Uber just hosted a conference call regarding Uber driver Jason Dalton, who is suspected in the killing of six people in Kalamazoo, Michigan on Saturday night. That night, Dalton allegedly picked up Uber passengers in between shootings. The call, which includes Uber Chief Security Officer Joe Sullivan, and Ed Davis and Margaret Richardson of Uber's safety advisory board, has touched on background checks, the driver's rating, feedback system and firearms policy.
Before the incident, Dalton, had a 4.73 driver rating prior to the incident and generally received "favorable feedback," Sullivan said on the call. The max rating drivers can have is a five. If a driver's rating is below 4.6, that's when Uber might start to consider kicking that driver off the platform, according to a leaked Uber document from last year. Dalton was cleared to drive for Uber on Jan. 25, 2016 and in the following month, had completed slightly over 100 rides.
Dalton had passed Uber's background check and Dalton had no prior criminal record, according to Kalamazoo Prosecutor Jeff Getting. This is something Sullivan reiterated several times on the call, noting that no background check — whether or not it included fingerprinting — would have been able to predict or even suggest that something like this would've happened.

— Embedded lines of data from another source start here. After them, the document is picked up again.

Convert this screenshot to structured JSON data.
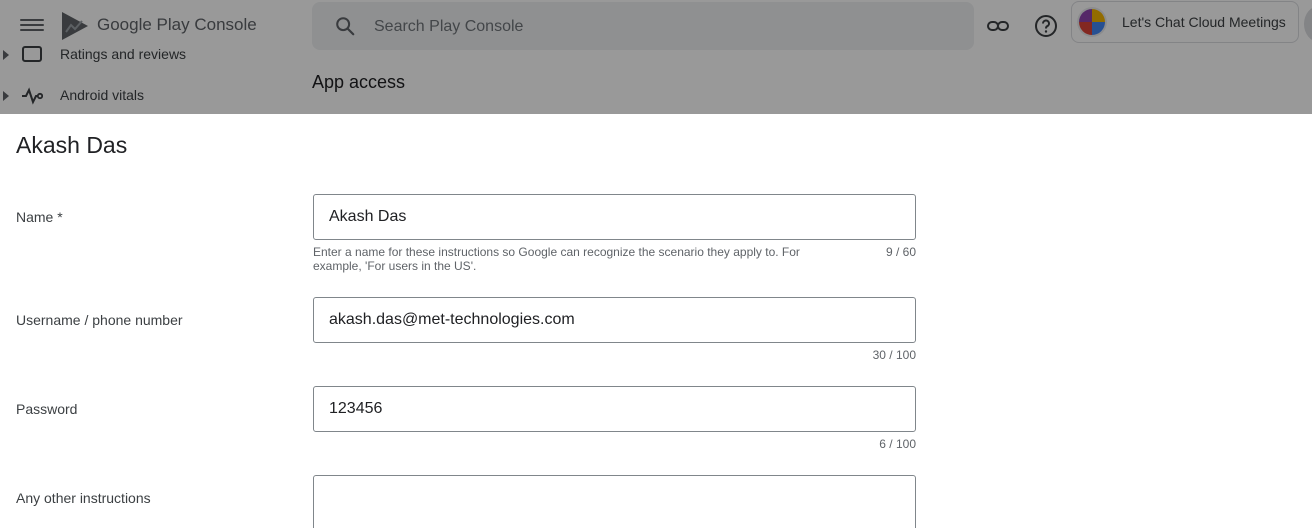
{
  "header": {
    "product_name": "Google Play Console",
    "search_placeholder": "Search Play Console",
    "account_name": "Let's Chat Cloud Meetings"
  },
  "sidebar": {
    "items": [
      {
        "label": "Ratings and reviews",
        "icon": "ratings-icon"
      },
      {
        "label": "Android vitals",
        "icon": "vitals-icon"
      }
    ]
  },
  "main": {
    "page_title": "App access"
  },
  "dialog": {
    "title": "Akash Das",
    "fields": {
      "name": {
        "label": "Name  *",
        "value": "Akash Das",
        "hint": "Enter a name for these instructions so Google can recognize the scenario they apply to. For example, 'For users in the US'.",
        "counter": "9 / 60"
      },
      "username": {
        "label": "Username / phone number",
        "value": "akash.das@met-technologies.com",
        "counter": "30 / 100"
      },
      "password": {
        "label": "Password",
        "value": "123456",
        "counter": "6 / 100"
      },
      "other": {
        "label": "Any other instructions",
        "value": ""
      }
    }
  },
  "colors": {
    "scrim": "#000000",
    "input_border": "#80868b",
    "muted_text": "#5f6368"
  }
}
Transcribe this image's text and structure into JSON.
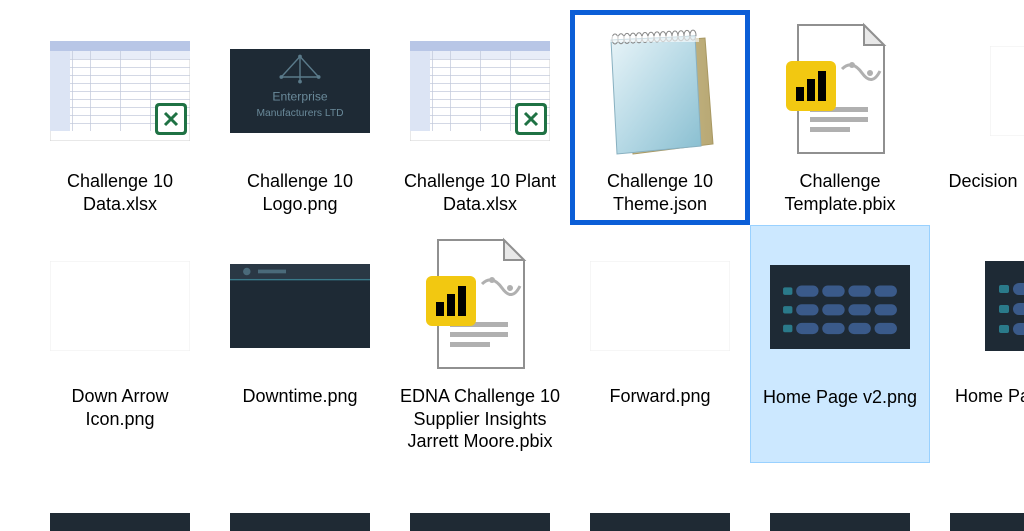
{
  "files": [
    {
      "name": "Challenge 10 Data.xlsx",
      "type": "excel-thumb"
    },
    {
      "name": "Challenge 10 Logo.png",
      "type": "logo-dark"
    },
    {
      "name": "Challenge 10 Plant Data.xlsx",
      "type": "excel-thumb"
    },
    {
      "name": "Challenge 10 Theme.json",
      "type": "notepad"
    },
    {
      "name": "Challenge Template.pbix",
      "type": "pbix"
    },
    {
      "name": "Decision Icon.png",
      "type": "blank-cut"
    },
    {
      "name": "Down Arrow Icon.png",
      "type": "blank"
    },
    {
      "name": "Downtime.png",
      "type": "dark-header"
    },
    {
      "name": "EDNA Challenge 10 Supplier Insights Jarrett Moore.pbix",
      "type": "pbix"
    },
    {
      "name": "Forward.png",
      "type": "blank"
    },
    {
      "name": "Home Page v2.png",
      "type": "dark-buttons"
    },
    {
      "name": "Home Page.png",
      "type": "dark-buttons-cut"
    }
  ],
  "selected_border_index": 3,
  "selected_highlight_index": 10
}
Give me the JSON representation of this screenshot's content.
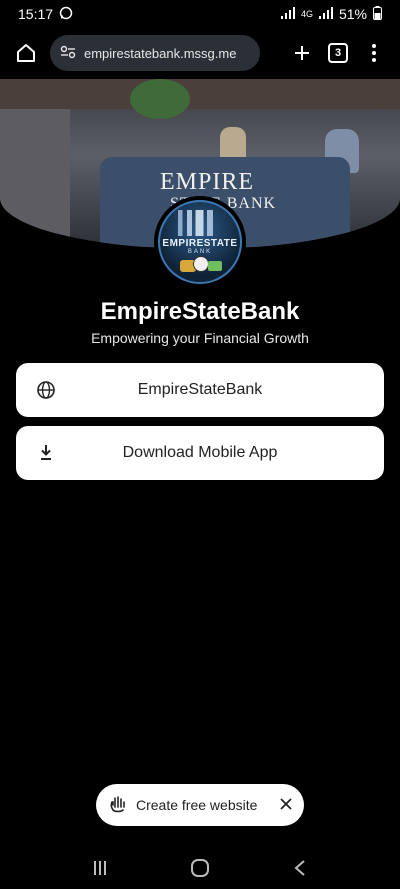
{
  "status_bar": {
    "time": "15:17",
    "network": "4G",
    "battery": "51%"
  },
  "browser": {
    "url": "empirestatebank.mssg.me",
    "tab_count": "3",
    "icons": [
      "home-icon",
      "site-settings-icon",
      "new-tab-plus-icon",
      "tabs-icon",
      "menu-dots-icon"
    ]
  },
  "hero": {
    "sign_line1": "EMPIRE",
    "sign_line2": "STATE BANK"
  },
  "logo": {
    "brand": "EMPIRESTATE",
    "sub": "BANK"
  },
  "profile": {
    "title": "EmpireStateBank",
    "subtitle": "Empowering your Financial Growth"
  },
  "links": [
    {
      "label": "EmpireStateBank",
      "icon": "globe-icon"
    },
    {
      "label": "Download Mobile App",
      "icon": "download-icon"
    }
  ],
  "create_banner": {
    "label": "Create free website",
    "icon": "hand-icon"
  },
  "nav": {
    "items": [
      "recent-apps-icon",
      "home-button-icon",
      "back-icon"
    ]
  },
  "colors": {
    "background": "#000000",
    "button_bg": "#ffffff",
    "url_pill_bg": "#2b2f36",
    "logo_ring": "#3b77b3"
  }
}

Dalton was arrested Sunday morning and arraigned today on six counts of murder, two counts of assault with intent to commit murder and eight felony firearm counts. Dalton has since admitted to carrying out those acts and waived his right against self-incrimination, ABC News recently reported.
Yesterday, Sullivan issued the following statement:
"We are horrified and heartbroken at the senseless violence in Kalamazoo, Michigan. Our hearts and prayers are with the families of the victims of this devastating crime and those recovering from injuries. We have reached out to the police to help with their investigation in any way that we can."
This comes shortly after Uber offered to pay a $28.5 million settlement over its Safe Ride Fee class action lawsuit. Uber first added the $1 safe ride fee in April 2014 to help pay for its safety program, which includes driver training, background checks and vehicle inspections. In the lawsuit, Uber passengers contend that they should not have had to pay the fee because the company's background checks were misleading and not "industry leading," as Uber had previously claimed. The lawsuits also cited "unfortunate incidents" that have happened to passengers during Uber rides.
If the judge approves the settlement, which we won't know for at least a few weeks, those included in the class action suits — passengers who rode with Uber between Jan. 1, 2013 and Jan. 31, 2016 — will be notified by email and given the option to be paid via credit card or their rider account. In the event that the judge does not approve Uber's proposed settlement, the company still plans to change the "Safe Ride Fee" to "Booking Fee."
This article by Megan Rose Dickey originally ran on TechCrunch, a leading technology media property, dedicated to obsessively profiling startups, reviewing new Internet products, and breaking tech news.